*** DATASET ENTRIES Section Begins ***

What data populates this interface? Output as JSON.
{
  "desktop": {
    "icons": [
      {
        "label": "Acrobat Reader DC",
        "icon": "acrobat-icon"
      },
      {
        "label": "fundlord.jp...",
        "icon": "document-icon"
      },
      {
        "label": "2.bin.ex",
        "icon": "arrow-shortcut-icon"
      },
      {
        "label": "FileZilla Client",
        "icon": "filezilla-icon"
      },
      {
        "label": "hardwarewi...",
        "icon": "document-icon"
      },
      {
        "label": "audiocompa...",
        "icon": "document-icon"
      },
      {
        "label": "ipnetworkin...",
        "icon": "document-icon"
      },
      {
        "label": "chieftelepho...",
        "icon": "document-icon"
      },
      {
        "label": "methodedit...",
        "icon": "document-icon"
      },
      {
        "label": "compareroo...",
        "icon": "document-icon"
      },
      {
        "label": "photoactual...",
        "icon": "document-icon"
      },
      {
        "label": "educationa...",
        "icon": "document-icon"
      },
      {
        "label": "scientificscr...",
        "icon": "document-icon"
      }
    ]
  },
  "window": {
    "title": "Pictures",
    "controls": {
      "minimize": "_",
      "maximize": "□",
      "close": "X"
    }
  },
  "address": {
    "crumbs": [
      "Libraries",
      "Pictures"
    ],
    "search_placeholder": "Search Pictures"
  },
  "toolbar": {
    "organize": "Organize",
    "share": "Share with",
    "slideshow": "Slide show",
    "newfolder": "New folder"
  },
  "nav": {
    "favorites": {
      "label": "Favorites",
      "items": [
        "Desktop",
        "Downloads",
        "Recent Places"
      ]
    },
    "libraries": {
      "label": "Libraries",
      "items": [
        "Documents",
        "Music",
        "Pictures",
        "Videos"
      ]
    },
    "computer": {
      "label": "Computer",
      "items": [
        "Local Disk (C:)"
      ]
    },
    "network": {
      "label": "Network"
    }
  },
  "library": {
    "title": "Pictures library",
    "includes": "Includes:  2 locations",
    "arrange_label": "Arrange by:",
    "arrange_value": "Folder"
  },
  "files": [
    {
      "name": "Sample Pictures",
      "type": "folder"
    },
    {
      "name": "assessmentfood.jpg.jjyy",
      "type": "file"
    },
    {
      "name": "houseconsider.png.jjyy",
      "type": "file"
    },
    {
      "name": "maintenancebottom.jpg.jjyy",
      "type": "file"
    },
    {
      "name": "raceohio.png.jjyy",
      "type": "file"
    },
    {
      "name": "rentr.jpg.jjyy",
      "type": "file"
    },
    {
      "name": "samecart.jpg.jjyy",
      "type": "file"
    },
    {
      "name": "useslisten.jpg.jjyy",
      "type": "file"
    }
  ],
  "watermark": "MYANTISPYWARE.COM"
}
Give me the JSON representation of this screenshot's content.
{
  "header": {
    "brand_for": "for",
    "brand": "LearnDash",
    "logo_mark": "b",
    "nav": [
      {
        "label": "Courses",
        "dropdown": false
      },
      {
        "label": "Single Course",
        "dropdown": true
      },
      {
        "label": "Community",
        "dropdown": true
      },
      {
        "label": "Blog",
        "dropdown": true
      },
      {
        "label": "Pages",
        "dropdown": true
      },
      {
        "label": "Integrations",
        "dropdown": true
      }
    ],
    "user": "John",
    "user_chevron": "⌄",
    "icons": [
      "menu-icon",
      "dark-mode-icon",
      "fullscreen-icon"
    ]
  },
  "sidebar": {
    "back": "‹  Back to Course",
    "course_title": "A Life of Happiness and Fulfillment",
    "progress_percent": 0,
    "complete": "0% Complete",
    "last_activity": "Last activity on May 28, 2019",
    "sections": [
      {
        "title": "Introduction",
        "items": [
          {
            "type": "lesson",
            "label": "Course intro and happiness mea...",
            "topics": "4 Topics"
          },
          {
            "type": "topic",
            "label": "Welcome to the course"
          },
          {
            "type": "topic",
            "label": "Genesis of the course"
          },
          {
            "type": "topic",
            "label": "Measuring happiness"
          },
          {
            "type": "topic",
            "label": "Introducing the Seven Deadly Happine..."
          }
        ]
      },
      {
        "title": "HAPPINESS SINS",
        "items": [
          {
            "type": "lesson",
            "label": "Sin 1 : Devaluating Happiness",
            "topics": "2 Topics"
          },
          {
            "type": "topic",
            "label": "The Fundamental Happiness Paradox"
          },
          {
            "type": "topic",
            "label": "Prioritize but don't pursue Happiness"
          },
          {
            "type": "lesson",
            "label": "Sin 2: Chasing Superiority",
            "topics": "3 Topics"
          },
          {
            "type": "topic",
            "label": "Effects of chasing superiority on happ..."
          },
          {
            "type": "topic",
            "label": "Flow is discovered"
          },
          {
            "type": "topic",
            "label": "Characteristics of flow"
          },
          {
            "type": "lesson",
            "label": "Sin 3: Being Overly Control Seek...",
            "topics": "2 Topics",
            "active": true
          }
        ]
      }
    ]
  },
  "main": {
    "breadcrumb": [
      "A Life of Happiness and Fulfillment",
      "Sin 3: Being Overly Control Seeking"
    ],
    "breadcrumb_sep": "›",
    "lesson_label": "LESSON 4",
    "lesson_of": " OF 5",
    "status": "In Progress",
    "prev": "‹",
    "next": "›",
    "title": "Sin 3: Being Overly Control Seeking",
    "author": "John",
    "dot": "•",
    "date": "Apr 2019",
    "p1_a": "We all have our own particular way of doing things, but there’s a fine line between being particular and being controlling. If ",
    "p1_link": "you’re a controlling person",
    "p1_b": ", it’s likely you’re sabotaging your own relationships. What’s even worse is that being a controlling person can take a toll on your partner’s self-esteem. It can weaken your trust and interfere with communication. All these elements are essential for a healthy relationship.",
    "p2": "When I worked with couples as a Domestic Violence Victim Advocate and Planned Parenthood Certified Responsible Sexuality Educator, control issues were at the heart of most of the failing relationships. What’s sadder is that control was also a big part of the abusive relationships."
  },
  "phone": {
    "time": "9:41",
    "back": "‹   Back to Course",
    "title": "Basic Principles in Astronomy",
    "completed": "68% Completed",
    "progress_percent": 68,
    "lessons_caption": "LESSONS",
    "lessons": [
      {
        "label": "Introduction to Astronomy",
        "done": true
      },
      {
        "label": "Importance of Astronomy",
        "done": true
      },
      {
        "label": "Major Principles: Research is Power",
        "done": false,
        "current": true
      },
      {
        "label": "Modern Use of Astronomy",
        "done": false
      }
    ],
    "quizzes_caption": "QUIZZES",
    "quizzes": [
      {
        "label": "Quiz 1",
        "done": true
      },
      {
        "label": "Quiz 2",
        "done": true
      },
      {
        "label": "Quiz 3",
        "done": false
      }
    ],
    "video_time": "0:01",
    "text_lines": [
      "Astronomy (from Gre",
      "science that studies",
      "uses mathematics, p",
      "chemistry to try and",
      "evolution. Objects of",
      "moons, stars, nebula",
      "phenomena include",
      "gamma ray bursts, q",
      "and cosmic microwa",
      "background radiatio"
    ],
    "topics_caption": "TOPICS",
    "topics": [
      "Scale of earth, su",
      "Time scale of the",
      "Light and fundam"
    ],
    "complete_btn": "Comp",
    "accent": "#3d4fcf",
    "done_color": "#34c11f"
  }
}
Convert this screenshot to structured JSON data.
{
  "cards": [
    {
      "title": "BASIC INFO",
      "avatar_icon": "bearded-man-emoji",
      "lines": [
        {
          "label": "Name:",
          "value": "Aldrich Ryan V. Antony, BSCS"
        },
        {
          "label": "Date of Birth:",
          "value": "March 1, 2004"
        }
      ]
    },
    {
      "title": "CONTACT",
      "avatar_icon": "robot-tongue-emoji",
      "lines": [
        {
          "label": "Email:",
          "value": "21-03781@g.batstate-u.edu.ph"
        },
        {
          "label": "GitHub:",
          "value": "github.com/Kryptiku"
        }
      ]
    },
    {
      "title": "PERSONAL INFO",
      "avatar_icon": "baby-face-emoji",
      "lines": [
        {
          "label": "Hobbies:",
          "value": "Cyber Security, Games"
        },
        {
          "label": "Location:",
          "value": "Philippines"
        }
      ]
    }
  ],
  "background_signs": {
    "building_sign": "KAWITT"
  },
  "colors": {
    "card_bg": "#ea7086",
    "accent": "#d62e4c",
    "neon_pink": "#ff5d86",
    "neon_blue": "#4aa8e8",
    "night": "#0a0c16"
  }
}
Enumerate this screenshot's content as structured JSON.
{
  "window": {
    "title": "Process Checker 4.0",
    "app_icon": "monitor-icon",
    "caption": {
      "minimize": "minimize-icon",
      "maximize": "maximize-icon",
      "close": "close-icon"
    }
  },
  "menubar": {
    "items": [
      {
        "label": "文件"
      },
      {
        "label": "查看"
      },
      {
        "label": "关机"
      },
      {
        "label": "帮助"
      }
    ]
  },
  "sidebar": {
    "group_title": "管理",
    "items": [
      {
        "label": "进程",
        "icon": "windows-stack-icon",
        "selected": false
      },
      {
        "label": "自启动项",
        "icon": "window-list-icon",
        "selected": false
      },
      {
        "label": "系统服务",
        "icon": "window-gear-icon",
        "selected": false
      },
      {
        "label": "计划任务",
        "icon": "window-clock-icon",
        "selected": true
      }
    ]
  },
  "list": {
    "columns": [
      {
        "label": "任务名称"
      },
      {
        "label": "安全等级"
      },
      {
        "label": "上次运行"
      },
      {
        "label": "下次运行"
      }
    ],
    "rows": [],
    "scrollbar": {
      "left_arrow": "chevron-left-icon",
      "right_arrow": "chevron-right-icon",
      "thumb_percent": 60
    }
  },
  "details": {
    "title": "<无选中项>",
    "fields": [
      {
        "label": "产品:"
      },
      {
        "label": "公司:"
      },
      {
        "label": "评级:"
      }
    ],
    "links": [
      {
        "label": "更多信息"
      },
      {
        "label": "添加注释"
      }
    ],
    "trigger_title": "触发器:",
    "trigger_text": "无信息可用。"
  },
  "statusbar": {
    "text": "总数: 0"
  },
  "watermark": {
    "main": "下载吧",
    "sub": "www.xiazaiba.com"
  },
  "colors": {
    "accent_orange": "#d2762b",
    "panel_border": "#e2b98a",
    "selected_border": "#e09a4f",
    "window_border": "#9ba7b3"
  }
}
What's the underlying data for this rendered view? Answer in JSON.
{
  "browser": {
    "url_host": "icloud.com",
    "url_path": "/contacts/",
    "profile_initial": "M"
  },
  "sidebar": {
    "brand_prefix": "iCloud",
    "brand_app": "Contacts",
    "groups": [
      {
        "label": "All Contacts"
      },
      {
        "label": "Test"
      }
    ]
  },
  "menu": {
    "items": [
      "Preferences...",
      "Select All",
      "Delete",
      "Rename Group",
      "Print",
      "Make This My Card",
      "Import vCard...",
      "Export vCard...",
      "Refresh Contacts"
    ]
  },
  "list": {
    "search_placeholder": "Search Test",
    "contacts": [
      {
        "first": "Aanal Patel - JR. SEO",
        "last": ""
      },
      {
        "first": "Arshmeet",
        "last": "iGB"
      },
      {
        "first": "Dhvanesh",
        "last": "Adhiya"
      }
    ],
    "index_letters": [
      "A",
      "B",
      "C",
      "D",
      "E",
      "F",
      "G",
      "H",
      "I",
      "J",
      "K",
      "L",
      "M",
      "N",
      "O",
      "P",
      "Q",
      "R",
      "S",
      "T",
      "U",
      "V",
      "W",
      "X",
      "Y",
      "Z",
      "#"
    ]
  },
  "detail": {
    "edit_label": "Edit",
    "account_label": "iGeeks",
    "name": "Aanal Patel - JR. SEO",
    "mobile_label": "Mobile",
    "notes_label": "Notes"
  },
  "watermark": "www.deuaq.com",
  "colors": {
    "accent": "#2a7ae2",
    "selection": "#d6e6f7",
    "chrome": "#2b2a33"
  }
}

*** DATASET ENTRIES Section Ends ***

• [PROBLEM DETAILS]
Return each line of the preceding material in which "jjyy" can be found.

• [SOLUTION TO THIS EXERCISE]
      "name": "assessmentfood.jpg.jjyy",
      "name": "houseconsider.png.jjyy",
      "name": "maintenancebottom.jpg.jjyy",
      "name": "raceohio.png.jjyy",
      "name": "rentr.jpg.jjyy",
      "name": "samecart.jpg.jjyy",
      "name": "useslisten.jpg.jjyy",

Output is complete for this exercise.